(Entries from a dataset of interfaces)

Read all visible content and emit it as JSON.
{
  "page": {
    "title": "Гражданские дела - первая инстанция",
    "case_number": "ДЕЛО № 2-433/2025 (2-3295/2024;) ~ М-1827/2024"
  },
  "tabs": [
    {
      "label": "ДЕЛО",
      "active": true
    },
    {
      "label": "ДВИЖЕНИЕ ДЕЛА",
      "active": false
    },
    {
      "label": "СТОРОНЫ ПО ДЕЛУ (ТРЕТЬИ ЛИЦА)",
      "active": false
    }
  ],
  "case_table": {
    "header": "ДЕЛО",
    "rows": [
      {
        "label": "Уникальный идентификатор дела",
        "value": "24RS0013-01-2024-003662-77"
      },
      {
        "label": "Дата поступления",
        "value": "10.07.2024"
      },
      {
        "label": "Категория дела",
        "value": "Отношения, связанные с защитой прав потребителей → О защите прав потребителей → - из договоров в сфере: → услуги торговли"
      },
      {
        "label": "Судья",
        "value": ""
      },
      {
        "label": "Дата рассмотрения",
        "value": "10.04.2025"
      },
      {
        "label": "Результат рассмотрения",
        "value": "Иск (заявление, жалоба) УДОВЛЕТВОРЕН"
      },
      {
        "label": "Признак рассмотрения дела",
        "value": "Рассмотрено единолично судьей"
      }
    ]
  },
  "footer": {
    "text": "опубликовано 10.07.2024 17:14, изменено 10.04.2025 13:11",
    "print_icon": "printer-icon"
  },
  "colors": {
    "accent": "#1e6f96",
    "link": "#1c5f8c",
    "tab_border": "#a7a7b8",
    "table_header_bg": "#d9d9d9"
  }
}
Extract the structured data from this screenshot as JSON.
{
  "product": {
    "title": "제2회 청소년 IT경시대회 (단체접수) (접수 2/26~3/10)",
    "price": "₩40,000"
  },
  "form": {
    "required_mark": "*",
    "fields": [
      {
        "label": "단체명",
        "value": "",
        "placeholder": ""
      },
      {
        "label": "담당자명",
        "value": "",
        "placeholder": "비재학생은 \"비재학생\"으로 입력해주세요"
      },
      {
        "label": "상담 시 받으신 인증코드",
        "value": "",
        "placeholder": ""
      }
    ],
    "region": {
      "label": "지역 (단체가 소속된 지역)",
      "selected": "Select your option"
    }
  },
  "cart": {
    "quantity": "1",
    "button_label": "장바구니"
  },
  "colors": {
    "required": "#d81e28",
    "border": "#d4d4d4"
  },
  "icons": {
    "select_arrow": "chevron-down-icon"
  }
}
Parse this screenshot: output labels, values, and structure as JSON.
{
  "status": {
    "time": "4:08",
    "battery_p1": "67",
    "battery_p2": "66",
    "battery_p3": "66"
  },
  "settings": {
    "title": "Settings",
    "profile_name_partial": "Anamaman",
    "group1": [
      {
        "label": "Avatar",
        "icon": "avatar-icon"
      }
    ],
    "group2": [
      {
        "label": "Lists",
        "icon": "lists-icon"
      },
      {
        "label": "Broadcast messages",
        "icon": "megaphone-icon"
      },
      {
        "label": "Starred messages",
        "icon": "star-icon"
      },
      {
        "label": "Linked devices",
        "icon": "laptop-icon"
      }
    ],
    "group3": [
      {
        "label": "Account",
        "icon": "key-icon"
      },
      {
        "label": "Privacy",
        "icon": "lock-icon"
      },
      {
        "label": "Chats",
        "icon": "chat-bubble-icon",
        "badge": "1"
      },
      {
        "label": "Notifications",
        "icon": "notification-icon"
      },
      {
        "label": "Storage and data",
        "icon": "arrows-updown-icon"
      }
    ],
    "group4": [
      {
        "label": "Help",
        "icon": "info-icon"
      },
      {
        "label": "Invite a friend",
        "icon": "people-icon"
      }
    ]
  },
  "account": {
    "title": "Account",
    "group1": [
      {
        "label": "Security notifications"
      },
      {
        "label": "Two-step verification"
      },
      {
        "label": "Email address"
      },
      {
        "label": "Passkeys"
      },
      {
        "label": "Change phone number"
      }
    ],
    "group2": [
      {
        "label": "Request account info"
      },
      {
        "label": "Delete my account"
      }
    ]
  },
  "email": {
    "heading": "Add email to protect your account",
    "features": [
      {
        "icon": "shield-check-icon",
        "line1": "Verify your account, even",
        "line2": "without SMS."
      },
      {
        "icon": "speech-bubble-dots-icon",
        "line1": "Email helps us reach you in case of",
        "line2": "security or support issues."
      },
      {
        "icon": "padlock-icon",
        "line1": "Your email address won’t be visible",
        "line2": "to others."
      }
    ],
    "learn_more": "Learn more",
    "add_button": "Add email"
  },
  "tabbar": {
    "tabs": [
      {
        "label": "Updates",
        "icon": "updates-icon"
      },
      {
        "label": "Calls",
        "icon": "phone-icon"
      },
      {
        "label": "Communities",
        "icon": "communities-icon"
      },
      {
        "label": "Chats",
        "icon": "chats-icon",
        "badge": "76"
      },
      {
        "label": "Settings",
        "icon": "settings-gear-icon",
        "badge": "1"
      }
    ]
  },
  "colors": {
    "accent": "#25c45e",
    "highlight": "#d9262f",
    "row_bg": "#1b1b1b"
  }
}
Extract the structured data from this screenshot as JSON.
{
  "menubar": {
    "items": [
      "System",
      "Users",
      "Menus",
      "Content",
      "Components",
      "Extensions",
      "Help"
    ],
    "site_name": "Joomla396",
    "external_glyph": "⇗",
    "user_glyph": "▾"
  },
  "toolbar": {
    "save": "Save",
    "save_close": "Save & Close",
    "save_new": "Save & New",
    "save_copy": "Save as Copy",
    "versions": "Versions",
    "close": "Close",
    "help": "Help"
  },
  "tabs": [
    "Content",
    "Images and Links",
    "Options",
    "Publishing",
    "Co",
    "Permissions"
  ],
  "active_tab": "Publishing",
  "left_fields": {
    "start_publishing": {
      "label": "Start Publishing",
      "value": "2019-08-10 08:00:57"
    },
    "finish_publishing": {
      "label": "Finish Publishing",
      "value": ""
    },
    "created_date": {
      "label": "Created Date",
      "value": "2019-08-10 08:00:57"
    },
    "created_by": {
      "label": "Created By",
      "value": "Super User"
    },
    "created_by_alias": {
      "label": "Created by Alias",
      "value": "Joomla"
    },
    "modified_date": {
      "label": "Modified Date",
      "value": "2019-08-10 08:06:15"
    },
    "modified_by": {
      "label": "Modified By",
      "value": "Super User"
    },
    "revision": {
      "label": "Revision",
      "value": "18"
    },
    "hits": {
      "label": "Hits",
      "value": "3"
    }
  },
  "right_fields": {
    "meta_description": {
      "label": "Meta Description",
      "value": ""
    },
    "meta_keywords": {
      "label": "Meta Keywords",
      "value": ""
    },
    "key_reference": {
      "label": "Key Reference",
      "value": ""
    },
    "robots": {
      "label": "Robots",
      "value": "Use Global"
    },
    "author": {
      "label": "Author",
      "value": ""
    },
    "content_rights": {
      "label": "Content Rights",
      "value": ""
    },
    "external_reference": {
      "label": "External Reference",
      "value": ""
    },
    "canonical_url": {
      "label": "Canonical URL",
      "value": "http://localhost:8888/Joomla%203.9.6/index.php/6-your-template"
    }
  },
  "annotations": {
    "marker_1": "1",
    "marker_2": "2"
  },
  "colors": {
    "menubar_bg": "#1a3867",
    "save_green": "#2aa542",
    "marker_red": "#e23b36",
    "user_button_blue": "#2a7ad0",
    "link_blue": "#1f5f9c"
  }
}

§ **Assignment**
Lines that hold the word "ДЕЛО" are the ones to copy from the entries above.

§ **Task response**
    "case_number": "ДЕЛО № 2-433/2025 (2-3295/2024;) ~ М-1827/2024"
      "label": "ДЕЛО",
    "header": "ДЕЛО",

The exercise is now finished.